▸ Website and app data records:

····················

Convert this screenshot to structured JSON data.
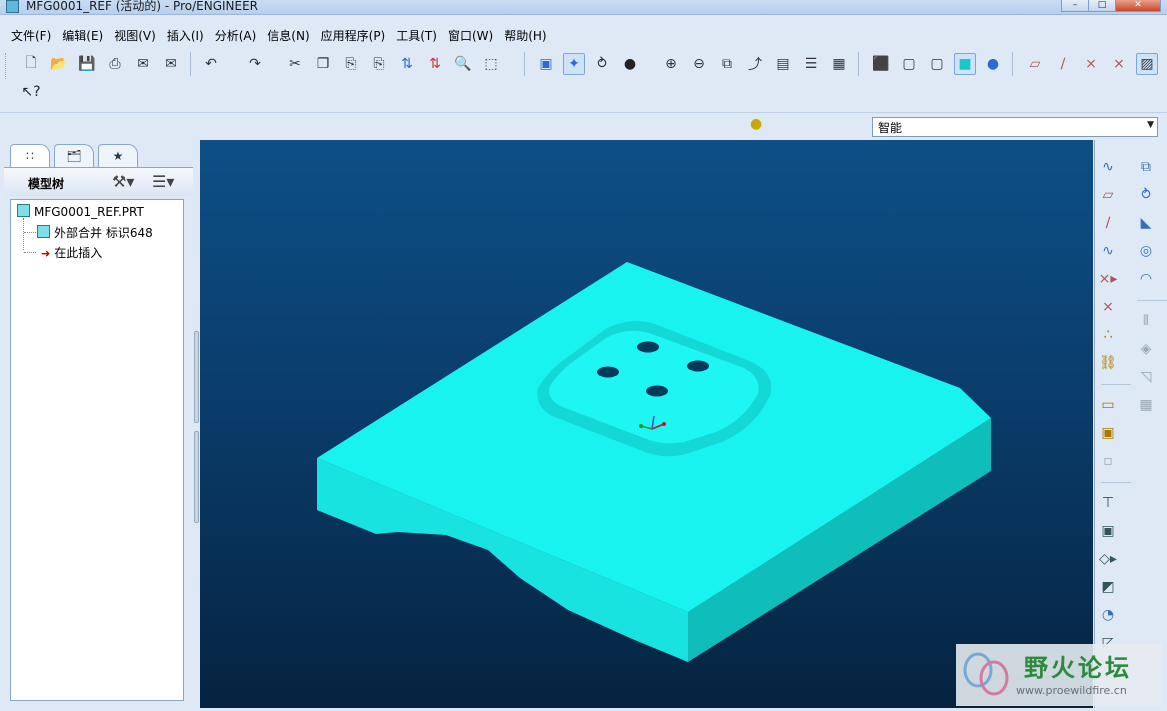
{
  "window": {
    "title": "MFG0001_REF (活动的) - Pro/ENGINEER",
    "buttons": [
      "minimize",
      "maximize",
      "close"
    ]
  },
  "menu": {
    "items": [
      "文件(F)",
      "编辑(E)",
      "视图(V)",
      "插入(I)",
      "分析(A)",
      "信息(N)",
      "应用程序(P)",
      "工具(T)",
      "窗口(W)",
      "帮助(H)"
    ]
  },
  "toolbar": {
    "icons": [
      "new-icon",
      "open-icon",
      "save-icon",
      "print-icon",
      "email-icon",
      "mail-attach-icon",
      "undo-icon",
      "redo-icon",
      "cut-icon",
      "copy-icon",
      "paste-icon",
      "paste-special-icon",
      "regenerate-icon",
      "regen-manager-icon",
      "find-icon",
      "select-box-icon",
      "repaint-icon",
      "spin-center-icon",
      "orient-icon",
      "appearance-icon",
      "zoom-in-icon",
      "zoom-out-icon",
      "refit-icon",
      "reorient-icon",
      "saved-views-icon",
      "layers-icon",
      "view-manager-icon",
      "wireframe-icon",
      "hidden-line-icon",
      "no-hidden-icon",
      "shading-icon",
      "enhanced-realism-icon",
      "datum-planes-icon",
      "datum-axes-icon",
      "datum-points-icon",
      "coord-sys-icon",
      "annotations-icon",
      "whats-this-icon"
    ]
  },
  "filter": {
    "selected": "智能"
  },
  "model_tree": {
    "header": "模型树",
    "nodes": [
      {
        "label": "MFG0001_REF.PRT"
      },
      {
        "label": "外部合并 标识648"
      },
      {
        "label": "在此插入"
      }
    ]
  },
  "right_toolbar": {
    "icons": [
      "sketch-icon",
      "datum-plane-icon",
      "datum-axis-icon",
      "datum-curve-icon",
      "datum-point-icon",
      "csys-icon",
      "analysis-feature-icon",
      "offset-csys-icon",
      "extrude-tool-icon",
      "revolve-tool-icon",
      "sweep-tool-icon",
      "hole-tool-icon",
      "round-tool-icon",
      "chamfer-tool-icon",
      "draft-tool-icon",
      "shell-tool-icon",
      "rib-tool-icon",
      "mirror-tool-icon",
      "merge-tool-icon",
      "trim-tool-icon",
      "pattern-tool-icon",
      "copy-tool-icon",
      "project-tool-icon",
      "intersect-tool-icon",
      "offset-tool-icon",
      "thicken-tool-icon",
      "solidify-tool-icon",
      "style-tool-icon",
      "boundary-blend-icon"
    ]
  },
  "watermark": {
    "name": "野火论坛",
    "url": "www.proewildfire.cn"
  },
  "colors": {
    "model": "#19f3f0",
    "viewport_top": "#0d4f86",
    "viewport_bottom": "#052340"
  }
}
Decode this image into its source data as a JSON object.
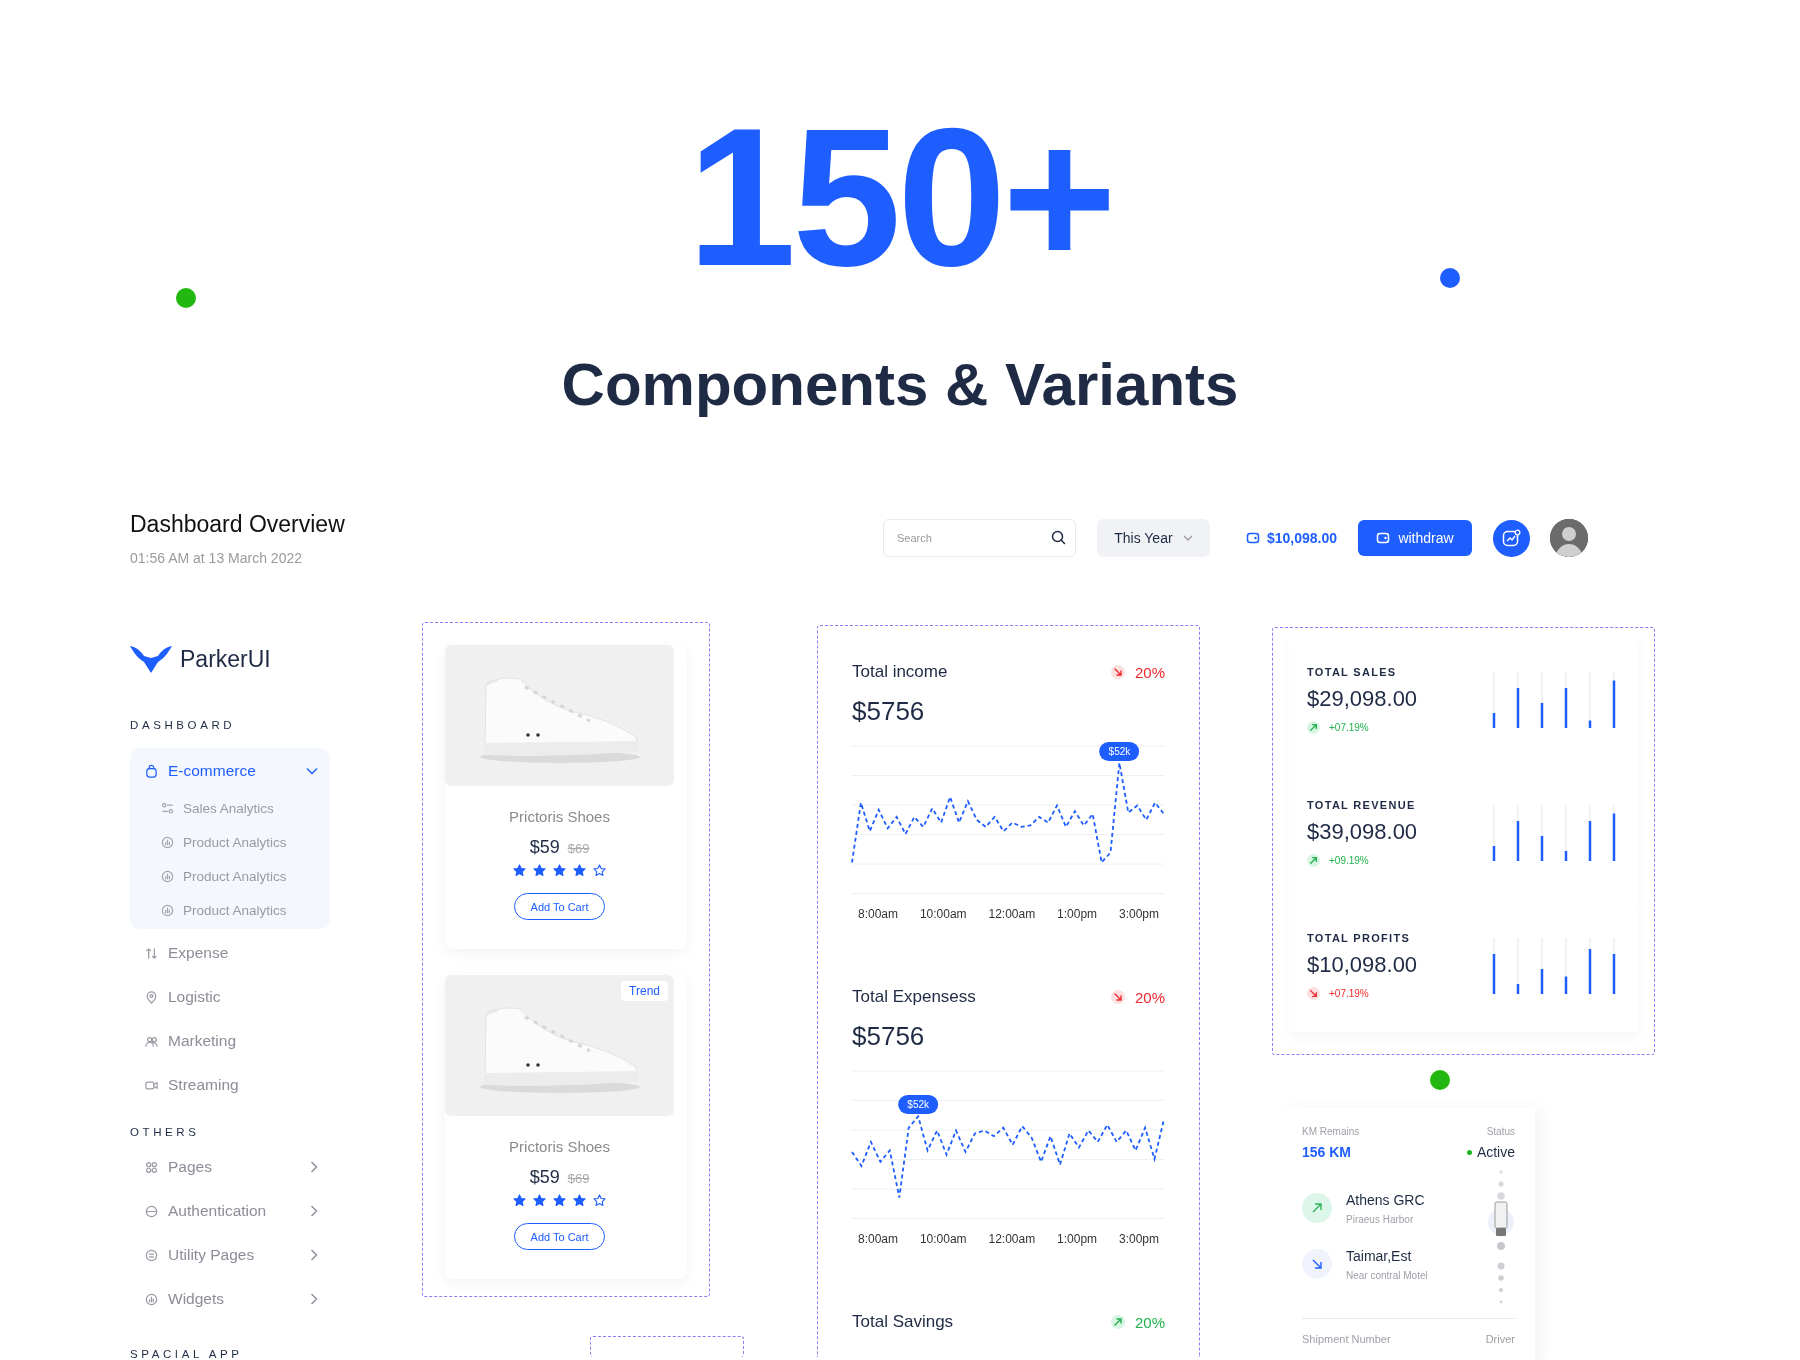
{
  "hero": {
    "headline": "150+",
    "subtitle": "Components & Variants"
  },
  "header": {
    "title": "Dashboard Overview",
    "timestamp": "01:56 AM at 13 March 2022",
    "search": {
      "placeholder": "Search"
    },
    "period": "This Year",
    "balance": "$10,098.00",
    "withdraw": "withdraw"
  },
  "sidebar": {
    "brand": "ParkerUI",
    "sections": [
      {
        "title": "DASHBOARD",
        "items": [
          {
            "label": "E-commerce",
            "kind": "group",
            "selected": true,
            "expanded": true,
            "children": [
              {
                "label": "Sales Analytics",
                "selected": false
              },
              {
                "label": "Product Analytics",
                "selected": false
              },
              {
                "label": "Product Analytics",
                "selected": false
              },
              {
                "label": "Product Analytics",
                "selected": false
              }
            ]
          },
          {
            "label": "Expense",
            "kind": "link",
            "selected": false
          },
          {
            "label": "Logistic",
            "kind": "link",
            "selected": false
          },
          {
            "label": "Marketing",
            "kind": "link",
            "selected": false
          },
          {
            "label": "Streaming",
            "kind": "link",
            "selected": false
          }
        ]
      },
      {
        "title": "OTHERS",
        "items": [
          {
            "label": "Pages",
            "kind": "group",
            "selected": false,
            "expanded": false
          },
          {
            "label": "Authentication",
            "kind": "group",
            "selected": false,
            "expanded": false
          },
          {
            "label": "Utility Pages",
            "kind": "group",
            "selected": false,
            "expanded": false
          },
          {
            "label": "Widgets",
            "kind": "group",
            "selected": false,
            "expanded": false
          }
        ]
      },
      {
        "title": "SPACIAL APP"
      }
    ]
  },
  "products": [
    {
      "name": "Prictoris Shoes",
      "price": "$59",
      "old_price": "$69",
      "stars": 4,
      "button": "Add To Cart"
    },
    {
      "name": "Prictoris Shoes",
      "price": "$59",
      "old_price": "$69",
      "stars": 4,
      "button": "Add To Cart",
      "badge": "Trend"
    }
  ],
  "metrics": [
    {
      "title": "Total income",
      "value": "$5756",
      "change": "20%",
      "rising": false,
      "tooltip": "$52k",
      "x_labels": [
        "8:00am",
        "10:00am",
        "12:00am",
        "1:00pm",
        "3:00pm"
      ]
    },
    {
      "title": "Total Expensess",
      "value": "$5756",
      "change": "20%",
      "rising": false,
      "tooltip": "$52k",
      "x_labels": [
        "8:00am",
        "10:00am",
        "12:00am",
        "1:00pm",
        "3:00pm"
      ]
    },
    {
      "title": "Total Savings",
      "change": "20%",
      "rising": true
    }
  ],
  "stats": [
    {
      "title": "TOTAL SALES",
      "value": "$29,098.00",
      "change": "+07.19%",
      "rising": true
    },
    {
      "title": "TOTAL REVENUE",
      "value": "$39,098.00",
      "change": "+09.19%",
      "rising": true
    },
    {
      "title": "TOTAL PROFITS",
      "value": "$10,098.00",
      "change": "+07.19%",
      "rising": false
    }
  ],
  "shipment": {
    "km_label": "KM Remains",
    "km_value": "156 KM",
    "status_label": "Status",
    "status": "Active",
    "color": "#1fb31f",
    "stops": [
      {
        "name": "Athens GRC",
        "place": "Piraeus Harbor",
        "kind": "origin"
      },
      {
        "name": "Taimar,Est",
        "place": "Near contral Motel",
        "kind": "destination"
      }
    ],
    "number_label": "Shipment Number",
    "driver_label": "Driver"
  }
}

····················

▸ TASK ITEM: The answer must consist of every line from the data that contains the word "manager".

▸ RESULT OF THE TASK:
      "regen-manager-icon",
      "view-manager-icon",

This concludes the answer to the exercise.